You may not have heard of ReDigi, the used digital music store that's putting some re-sale value into people's old downloads, but the Recording Industry Association of America (RIAA) certainly has. And they're...not too pleased.
Last Thursday, the RIAA sent ReDigi a cease and desist letter (PDF, courtesy of ArsTechnica) demanding that the company "immediately cease and desist its infringing activities, including the reproduction, distribution, and streaming of [RIAA members'] sound recordings." The letter also claims that ReDigi is not protected under the "first sale doctrine," since the service does not sell "a particular copy or phonorecord lawfully made under this title," but rather copies a song, deletes the original, and then sells that copy.
Um...yeah. Well, first of all, let me explain how ReDigi works. It's basically a used record store for your digital music tracks that lets you sell legally acquired music files online. ReDigi first makes a copy of your (legally obtained) music file and uploads it to its server, and then it deletes the original copy of the file on your hard drive. You must upload your files through ReDigi's PC software so that ReDigi can both verify the legality of your tracks and ensure that the original is completely erased from your hard drive.
According to ReDigi's FAQ page, the company has "revolutionary patent pending technology that facilitates the 'verification' and 'hand off' of a digital music file from the seller to the buyer, ensuring that the file is from a legitimate source and eligible for resale on ReDigi."
ReDigi also says that its process is in complete compliance with the "first-sale doctrine," which is basically a copyright limitation that states that a purchaser may sell, lend, or give away a "particular lawfully made copy of the copyrighted work without permission once it has been obtained." The first-sale doctrine is what keeps copyright trolls and organizations such as the RIAA from going after people who give gifts, have garage sales, and donate to thrift stores.
But the RIAA, of course, disagrees. It disagrees with the notion that ReDigi is protected under the first-sale doctrine simply because ReDigi must make a copy of--or rather, download--a song from a user in order to "resell" said song. The RIAA claims this is "unlawful copying" and doesn't believe that ReDigi has the technology to guarantee that the song has been erased from the original owner's hard drive. Also, the RIAA claims ReDigi's "streaming service" (which lets users play 30-second clips of songs before they purchase them) "constitutes willful copyright infringement."

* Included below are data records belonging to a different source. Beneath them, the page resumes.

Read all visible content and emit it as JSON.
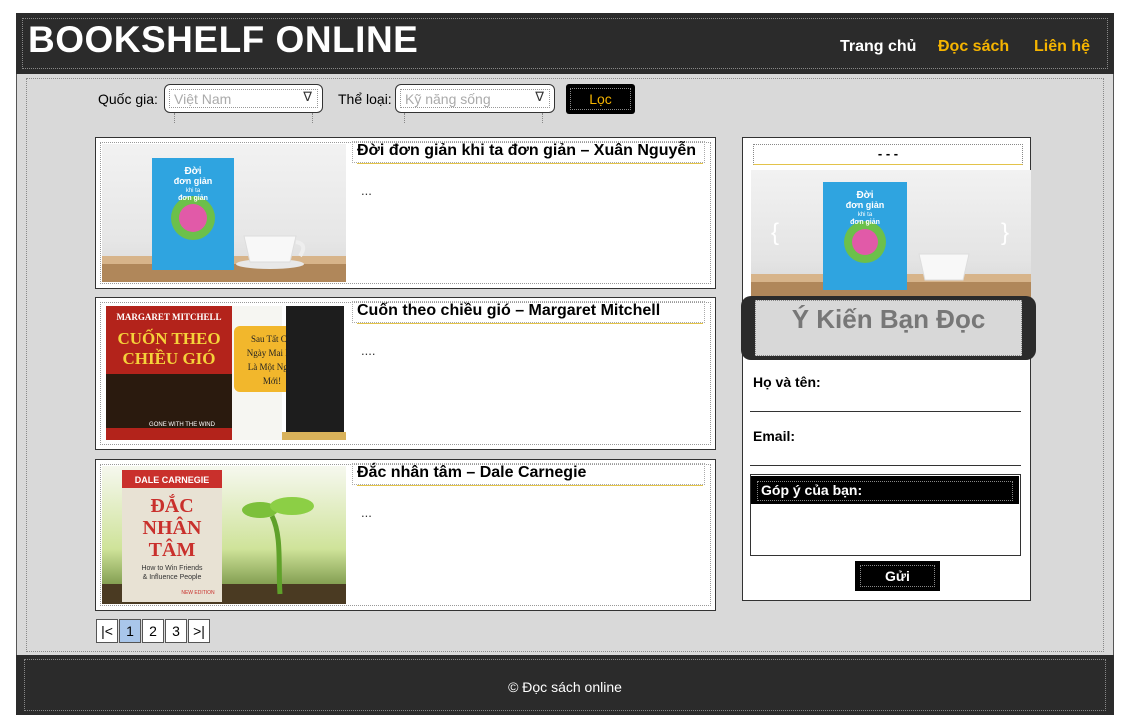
{
  "header": {
    "logo": "BOOKSHELF ONLINE",
    "nav": [
      "Trang chủ",
      "Đọc sách",
      "Liên hệ"
    ]
  },
  "filters": {
    "country_label": "Quốc gia:",
    "country_value": "Việt Nam",
    "genre_label": "Thể loại:",
    "genre_value": "Kỹ năng sống",
    "filter_button": "Lọc"
  },
  "books": [
    {
      "title": "Đời đơn giản khi ta đơn giản – Xuân Nguyễn",
      "desc": "...",
      "cover_lines": [
        "Đời",
        "đơn giản",
        "khi ta",
        "đơn giản"
      ]
    },
    {
      "title": "Cuốn theo chiều gió – Margaret Mitchell",
      "desc": "....",
      "cover_lines": [
        "MARGARET MITCHELL",
        "CUỐN THEO",
        "CHIỀU GIÓ",
        "GONE WITH THE WIND",
        "Sau Tất Cả,",
        "Ngày Mai Lại",
        "Là Một Ngày",
        "Mới!"
      ]
    },
    {
      "title": "Đắc nhân tâm – Dale Carnegie",
      "desc": "...",
      "cover_lines": [
        "DALE CARNEGIE",
        "ĐẮC",
        "NHÂN",
        "TÂM",
        "How to Win Friends",
        "& Influence People",
        "NEW EDITION"
      ]
    }
  ],
  "pagination": [
    "|<",
    "1",
    "2",
    "3",
    ">|"
  ],
  "sidebar": {
    "slider_label": "- - -",
    "slider_prev": "{",
    "slider_next": "}",
    "feedback_title": "Ý Kiến Bạn Đọc",
    "name_label": "Họ và tên:",
    "email_label": "Email:",
    "comment_label": "Góp ý của bạn:",
    "send_button": "Gửi"
  },
  "footer": {
    "text": "© Đọc sách online"
  },
  "colors": {
    "dark": "#2b2b2b",
    "accent": "#f5b400",
    "background": "#d9d9d9"
  }
}
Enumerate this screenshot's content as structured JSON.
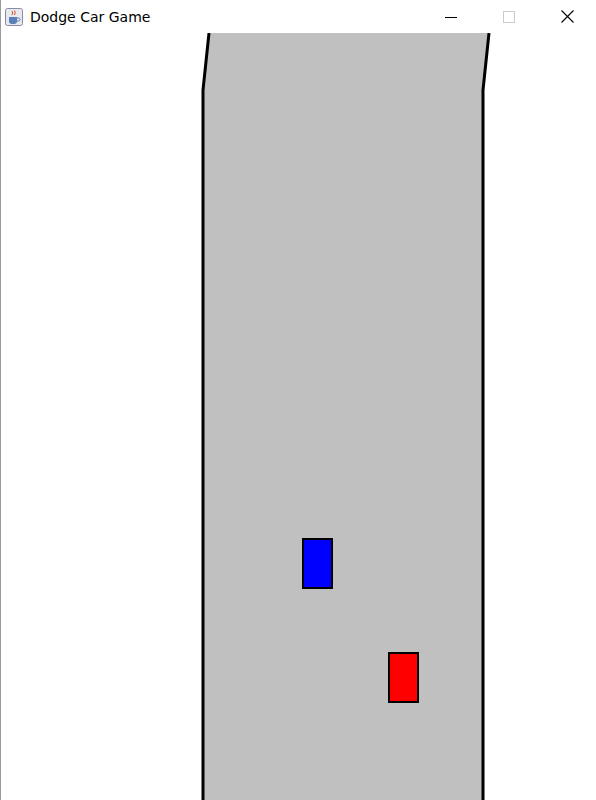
{
  "window": {
    "title": "Dodge Car Game",
    "maximize_disabled": true
  },
  "cars": [
    {
      "color": "#0000ff"
    },
    {
      "color": "#ff0000"
    }
  ]
}
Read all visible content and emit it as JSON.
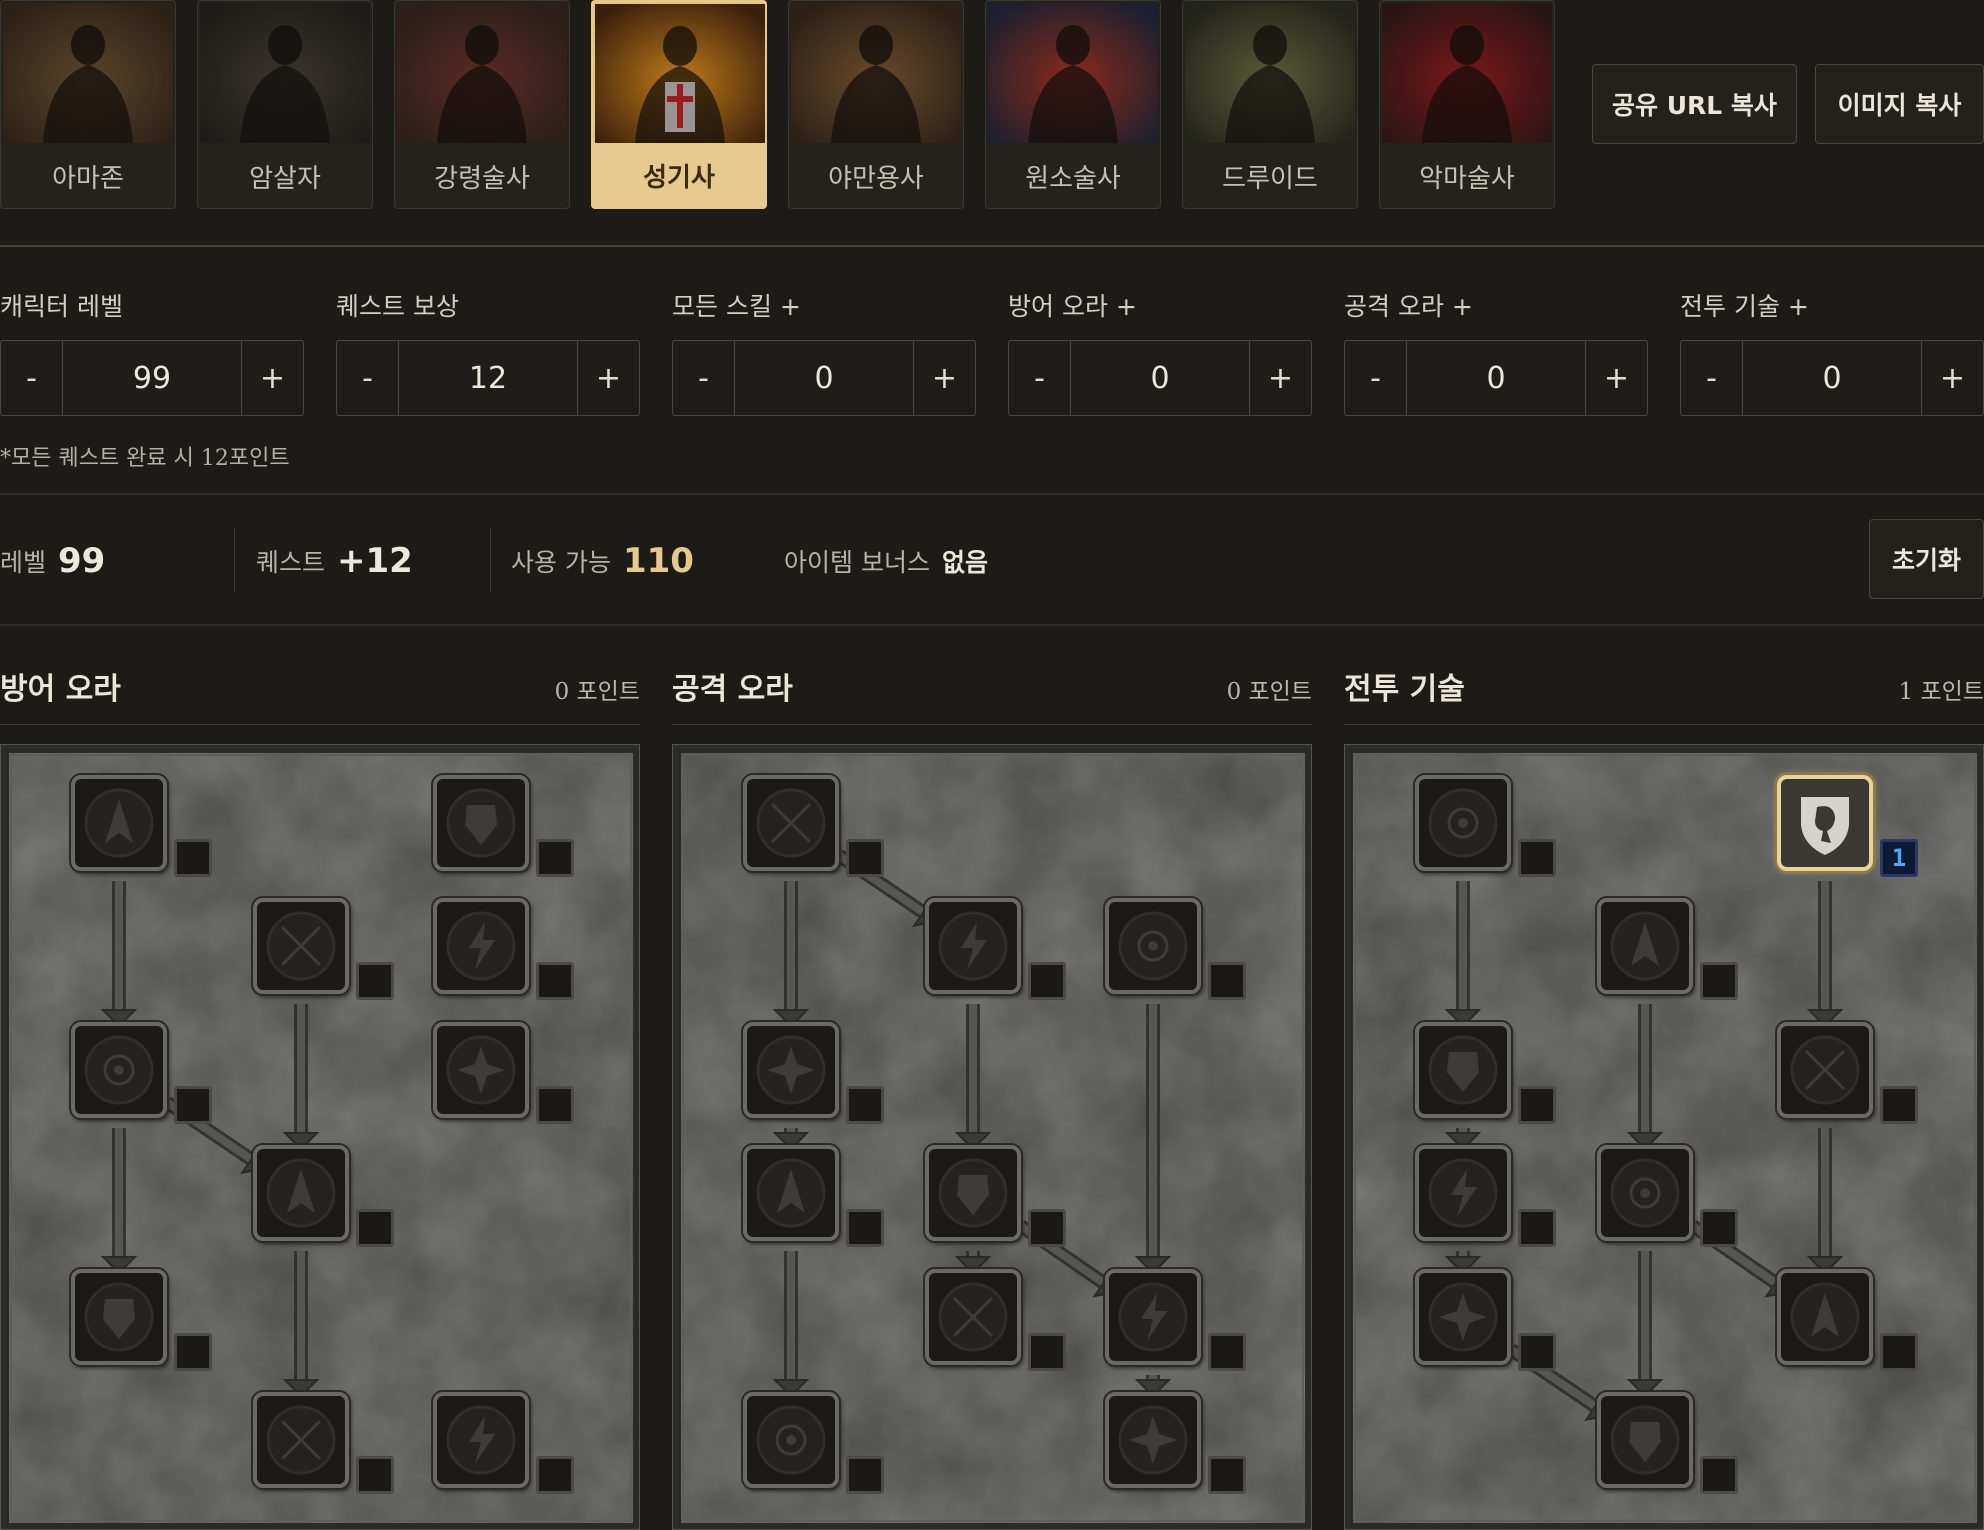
{
  "classes": [
    {
      "label": "아마존",
      "active": false
    },
    {
      "label": "암살자",
      "active": false
    },
    {
      "label": "강령술사",
      "active": false
    },
    {
      "label": "성기사",
      "active": true
    },
    {
      "label": "야만용사",
      "active": false
    },
    {
      "label": "원소술사",
      "active": false
    },
    {
      "label": "드루이드",
      "active": false
    },
    {
      "label": "악마술사",
      "active": false
    }
  ],
  "actions": {
    "share_url": "공유 URL 복사",
    "copy_image": "이미지 복사"
  },
  "steppers": [
    {
      "label": "캐릭터 레벨",
      "value": "99"
    },
    {
      "label": "퀘스트 보상",
      "value": "12"
    },
    {
      "label": "모든 스킬 +",
      "value": "0"
    },
    {
      "label": "방어 오라 +",
      "value": "0"
    },
    {
      "label": "공격 오라 +",
      "value": "0"
    },
    {
      "label": "전투 기술 +",
      "value": "0"
    }
  ],
  "stepper_controls": {
    "minus": "-",
    "plus": "+"
  },
  "quest_note": "*모든 퀘스트 완료 시 12포인트",
  "summary": {
    "level_label": "레벨",
    "level_value": "99",
    "quest_label": "퀘스트",
    "quest_value": "+12",
    "available_label": "사용 가능",
    "available_value": "110",
    "item_bonus_label": "아이템 보너스",
    "item_bonus_value": "없음",
    "reset": "초기화"
  },
  "trees": [
    {
      "title": "방어 오라",
      "points": "0 포인트",
      "skills": [
        {
          "icon": "prayer-icon",
          "points": ""
        },
        {
          "icon": "resist-fire-icon",
          "points": ""
        },
        {
          "icon": "defiance-icon",
          "points": ""
        },
        {
          "icon": "resist-cold-icon",
          "points": ""
        },
        {
          "icon": "cleansing-icon",
          "points": ""
        },
        {
          "icon": "resist-lightning-icon",
          "points": ""
        },
        {
          "icon": "vigor-icon",
          "points": ""
        },
        {
          "icon": "meditation-icon",
          "points": ""
        },
        {
          "icon": "redemption-icon",
          "points": ""
        },
        {
          "icon": "salvation-icon",
          "points": ""
        }
      ]
    },
    {
      "title": "공격 오라",
      "points": "0 포인트",
      "skills": [
        {
          "icon": "might-icon",
          "points": ""
        },
        {
          "icon": "holy-fire-icon",
          "points": ""
        },
        {
          "icon": "thorns-icon",
          "points": ""
        },
        {
          "icon": "blessed-aim-icon",
          "points": ""
        },
        {
          "icon": "concentration-icon",
          "points": ""
        },
        {
          "icon": "holy-freeze-icon",
          "points": ""
        },
        {
          "icon": "holy-shock-icon",
          "points": ""
        },
        {
          "icon": "sanctuary-icon",
          "points": ""
        },
        {
          "icon": "fanaticism-icon",
          "points": ""
        },
        {
          "icon": "conviction-icon",
          "points": ""
        }
      ]
    },
    {
      "title": "전투 기술",
      "points": "1 포인트",
      "skills": [
        {
          "icon": "sacrifice-icon",
          "points": ""
        },
        {
          "icon": "smite-icon",
          "points": "1"
        },
        {
          "icon": "holy-bolt-icon",
          "points": ""
        },
        {
          "icon": "zeal-icon",
          "points": ""
        },
        {
          "icon": "charge-icon",
          "points": ""
        },
        {
          "icon": "vengeance-icon",
          "points": ""
        },
        {
          "icon": "blessed-hammer-icon",
          "points": ""
        },
        {
          "icon": "conversion-icon",
          "points": ""
        },
        {
          "icon": "holy-shield-icon",
          "points": ""
        },
        {
          "icon": "fist-of-the-heavens-icon",
          "points": ""
        }
      ]
    }
  ],
  "colors": {
    "accent": "#e6c98f",
    "point_text": "#4aa8ff",
    "background": "#1d1b17"
  }
}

The RIAA goes on to detail all of its demands: it wants ReDigi to not only to stop all of its "illegal" processes, but also quarantine any copies of its members' songs, cease further distribution of the ReDigi software, terminate the connection between ReDigi servers and anyone who has downloaded the software, remove all references to the names and likenesses of artists signed to RIAA members, and etc, etc.
Jaclyn Inglis, a ReDigi spokesperson, told CNET on Monday that the company had yet to receive the RIAA letter, but that it's "not afraid of something like this."
Unfortunately, the law is tricky when it comes to digital files. In the real world this would be a stupid case: the RIAA wouldn't be able to go after a used record store for reselling used CDs (note I say "wouldn't be able to go after," not "wouldn't think of going after," because I'm sure the RIAA has totally thought about it). But does the first-sale doctrine protect digital files, as well?